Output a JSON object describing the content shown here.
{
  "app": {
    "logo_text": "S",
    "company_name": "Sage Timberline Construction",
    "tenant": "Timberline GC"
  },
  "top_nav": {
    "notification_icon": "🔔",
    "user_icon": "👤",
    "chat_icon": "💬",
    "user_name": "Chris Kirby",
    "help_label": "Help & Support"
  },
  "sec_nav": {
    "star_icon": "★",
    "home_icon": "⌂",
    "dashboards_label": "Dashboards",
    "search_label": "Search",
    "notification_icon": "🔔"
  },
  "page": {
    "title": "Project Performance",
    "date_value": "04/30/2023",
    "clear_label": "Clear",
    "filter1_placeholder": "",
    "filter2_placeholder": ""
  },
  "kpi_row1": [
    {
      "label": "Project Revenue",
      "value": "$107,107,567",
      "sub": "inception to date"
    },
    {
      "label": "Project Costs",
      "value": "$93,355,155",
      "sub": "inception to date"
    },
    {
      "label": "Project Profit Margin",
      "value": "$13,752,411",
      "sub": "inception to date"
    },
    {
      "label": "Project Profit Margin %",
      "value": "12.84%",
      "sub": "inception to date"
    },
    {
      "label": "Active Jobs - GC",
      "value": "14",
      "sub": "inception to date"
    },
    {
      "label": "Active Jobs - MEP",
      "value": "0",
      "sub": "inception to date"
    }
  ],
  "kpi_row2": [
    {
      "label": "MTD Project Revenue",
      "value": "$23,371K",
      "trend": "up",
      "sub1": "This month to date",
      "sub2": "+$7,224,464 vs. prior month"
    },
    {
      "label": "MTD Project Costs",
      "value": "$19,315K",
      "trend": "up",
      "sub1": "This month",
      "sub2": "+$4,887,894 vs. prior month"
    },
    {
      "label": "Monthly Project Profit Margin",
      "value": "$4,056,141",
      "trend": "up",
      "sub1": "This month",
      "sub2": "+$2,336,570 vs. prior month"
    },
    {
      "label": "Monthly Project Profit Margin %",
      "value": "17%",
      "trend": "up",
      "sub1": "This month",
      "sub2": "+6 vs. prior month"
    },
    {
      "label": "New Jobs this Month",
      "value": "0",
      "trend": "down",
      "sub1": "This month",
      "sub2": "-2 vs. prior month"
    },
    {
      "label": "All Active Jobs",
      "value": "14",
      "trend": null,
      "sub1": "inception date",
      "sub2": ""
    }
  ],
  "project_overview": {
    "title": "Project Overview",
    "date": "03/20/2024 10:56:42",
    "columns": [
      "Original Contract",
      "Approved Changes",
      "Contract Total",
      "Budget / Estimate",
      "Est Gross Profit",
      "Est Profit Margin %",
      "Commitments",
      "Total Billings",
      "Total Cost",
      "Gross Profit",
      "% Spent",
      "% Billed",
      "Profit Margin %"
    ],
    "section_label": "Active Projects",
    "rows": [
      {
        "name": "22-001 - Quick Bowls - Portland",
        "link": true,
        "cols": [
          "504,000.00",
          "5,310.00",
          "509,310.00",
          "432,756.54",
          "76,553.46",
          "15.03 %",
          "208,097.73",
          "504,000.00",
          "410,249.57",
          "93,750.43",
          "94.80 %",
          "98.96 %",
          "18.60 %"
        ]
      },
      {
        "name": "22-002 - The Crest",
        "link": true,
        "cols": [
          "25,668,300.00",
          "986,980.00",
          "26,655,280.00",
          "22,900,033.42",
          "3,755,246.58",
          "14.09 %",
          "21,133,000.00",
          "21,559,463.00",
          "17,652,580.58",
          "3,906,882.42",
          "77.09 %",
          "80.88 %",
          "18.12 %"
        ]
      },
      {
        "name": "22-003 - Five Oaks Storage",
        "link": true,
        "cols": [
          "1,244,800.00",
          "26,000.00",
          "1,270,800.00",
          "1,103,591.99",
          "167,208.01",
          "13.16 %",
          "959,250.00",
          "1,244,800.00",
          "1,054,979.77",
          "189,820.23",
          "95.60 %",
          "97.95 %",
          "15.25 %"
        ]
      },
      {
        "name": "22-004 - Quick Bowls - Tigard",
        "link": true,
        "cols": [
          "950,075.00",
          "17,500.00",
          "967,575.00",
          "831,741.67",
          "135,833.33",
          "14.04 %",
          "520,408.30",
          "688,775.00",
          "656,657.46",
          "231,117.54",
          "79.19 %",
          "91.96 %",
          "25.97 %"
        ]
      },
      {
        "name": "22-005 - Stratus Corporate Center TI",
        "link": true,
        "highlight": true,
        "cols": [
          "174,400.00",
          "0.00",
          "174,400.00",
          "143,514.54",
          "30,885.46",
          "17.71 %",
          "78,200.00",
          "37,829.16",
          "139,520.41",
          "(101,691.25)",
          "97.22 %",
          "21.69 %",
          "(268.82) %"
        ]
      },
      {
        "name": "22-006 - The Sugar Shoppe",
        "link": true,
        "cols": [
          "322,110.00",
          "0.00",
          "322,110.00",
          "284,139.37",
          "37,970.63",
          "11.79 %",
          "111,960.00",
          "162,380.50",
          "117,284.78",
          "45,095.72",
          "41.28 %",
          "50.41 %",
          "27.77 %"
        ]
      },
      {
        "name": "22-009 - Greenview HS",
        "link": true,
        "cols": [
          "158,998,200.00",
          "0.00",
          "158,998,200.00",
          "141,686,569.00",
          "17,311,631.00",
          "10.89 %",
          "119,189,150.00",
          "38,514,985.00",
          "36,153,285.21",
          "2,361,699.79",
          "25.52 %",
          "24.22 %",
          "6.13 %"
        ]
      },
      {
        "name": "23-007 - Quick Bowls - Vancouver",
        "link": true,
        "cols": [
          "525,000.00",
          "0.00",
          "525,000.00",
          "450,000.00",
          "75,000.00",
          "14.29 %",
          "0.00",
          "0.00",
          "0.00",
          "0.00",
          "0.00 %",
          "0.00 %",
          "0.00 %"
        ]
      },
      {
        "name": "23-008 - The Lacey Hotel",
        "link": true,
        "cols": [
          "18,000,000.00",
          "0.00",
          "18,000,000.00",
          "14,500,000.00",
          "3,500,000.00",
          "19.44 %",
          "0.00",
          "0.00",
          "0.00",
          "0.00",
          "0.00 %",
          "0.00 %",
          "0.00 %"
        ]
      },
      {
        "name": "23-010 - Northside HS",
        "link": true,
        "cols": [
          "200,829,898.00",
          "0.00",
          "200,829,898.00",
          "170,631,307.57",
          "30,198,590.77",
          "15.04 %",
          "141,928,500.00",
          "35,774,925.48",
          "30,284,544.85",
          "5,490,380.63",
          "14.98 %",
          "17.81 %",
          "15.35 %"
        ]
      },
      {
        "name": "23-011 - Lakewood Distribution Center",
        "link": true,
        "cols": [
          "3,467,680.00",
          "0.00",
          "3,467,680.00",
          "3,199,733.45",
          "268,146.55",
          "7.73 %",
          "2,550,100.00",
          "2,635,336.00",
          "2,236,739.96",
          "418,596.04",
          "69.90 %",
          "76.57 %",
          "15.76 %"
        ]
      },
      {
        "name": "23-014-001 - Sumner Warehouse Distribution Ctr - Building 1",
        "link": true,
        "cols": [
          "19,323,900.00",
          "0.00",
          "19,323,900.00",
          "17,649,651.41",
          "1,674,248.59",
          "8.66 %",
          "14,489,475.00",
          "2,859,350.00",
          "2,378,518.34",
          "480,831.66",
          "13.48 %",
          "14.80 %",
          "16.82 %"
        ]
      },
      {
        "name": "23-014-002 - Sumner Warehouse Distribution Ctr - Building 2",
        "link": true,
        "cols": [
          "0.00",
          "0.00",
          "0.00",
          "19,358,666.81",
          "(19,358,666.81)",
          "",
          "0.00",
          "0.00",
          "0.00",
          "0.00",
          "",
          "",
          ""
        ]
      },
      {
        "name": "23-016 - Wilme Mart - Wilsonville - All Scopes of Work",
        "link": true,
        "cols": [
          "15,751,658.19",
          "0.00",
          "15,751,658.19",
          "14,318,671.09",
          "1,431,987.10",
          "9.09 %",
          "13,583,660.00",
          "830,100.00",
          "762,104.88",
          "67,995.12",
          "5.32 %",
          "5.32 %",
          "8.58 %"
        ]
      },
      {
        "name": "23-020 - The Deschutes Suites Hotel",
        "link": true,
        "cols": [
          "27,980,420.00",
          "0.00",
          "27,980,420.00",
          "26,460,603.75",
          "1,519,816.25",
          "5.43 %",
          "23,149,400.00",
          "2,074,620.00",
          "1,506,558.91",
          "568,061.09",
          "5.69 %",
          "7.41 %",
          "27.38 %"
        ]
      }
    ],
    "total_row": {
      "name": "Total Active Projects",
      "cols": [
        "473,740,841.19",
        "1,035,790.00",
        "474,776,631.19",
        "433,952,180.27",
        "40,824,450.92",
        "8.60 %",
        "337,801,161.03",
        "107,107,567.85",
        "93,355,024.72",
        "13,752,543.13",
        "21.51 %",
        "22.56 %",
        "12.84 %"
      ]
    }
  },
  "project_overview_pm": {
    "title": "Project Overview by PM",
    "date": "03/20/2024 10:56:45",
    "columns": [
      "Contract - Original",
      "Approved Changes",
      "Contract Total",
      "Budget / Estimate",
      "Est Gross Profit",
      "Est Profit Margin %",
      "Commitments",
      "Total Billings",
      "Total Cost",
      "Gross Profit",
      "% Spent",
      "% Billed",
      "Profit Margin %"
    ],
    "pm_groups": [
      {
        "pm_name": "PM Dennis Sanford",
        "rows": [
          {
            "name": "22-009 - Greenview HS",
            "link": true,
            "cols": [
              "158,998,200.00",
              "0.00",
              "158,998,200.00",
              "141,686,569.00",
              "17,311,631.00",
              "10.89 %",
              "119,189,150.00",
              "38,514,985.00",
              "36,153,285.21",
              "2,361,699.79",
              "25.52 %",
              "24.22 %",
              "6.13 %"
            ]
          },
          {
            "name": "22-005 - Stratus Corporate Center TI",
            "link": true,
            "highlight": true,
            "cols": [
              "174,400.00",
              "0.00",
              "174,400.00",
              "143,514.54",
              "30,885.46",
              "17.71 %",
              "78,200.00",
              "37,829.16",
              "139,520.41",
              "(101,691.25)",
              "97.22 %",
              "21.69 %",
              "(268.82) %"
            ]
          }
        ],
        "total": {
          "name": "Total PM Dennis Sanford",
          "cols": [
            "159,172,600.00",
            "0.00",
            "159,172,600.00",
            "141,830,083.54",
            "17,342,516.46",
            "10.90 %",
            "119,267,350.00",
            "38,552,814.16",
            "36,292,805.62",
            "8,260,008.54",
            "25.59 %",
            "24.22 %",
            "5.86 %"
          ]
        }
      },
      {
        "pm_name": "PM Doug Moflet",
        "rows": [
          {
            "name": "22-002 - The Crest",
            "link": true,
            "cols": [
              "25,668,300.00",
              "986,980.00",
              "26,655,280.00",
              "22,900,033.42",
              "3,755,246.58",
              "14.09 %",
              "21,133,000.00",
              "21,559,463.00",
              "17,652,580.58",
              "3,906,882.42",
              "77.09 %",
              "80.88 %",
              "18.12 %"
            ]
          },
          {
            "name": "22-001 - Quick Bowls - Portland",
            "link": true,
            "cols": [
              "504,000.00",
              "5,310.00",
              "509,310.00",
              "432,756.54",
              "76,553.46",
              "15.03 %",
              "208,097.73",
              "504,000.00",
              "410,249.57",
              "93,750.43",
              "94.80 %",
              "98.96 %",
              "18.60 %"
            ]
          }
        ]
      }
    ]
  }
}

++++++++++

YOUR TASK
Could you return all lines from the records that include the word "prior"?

REPLY
      "sub2": "+$7,224,464 vs. prior month"
      "sub2": "+$4,887,894 vs. prior month"
      "sub2": "+$2,336,570 vs. prior month"
      "sub2": "+6 vs. prior month"
      "sub2": "-2 vs. prior month"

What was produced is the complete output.